**DESCRIPTION OF THE TASK:** Take every line containing "mode" from the material and copy it.

**RECORDS PROVIDED:**

************

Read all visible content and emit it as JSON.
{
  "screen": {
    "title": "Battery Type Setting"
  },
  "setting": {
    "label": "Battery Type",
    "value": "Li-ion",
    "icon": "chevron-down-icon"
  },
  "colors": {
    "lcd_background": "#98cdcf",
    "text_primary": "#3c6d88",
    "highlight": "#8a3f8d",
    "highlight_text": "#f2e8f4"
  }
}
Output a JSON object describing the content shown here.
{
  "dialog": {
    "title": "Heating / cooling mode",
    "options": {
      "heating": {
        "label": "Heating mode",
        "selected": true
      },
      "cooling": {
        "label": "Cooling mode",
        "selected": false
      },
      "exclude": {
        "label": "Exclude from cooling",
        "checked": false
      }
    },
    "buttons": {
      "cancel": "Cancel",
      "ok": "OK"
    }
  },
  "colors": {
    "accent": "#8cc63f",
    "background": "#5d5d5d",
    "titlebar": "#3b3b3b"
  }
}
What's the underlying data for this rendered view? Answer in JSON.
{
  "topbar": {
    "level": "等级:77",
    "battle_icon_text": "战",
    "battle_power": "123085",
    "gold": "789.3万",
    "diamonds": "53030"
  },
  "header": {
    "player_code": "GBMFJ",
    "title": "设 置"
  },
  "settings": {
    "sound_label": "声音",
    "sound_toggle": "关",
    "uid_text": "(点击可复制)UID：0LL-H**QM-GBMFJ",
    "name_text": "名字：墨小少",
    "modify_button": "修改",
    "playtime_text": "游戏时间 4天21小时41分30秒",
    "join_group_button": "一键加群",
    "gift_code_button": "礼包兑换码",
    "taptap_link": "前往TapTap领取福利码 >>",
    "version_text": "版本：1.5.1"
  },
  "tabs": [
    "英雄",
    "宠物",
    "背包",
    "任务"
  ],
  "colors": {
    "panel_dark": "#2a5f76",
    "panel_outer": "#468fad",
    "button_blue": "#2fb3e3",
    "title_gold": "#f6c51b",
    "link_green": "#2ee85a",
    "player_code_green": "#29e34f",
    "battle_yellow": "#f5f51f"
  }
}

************

**SOLUTION BELOW:**
    "title": "Heating / cooling mode",
        "label": "Heating mode",
        "label": "Cooling mode",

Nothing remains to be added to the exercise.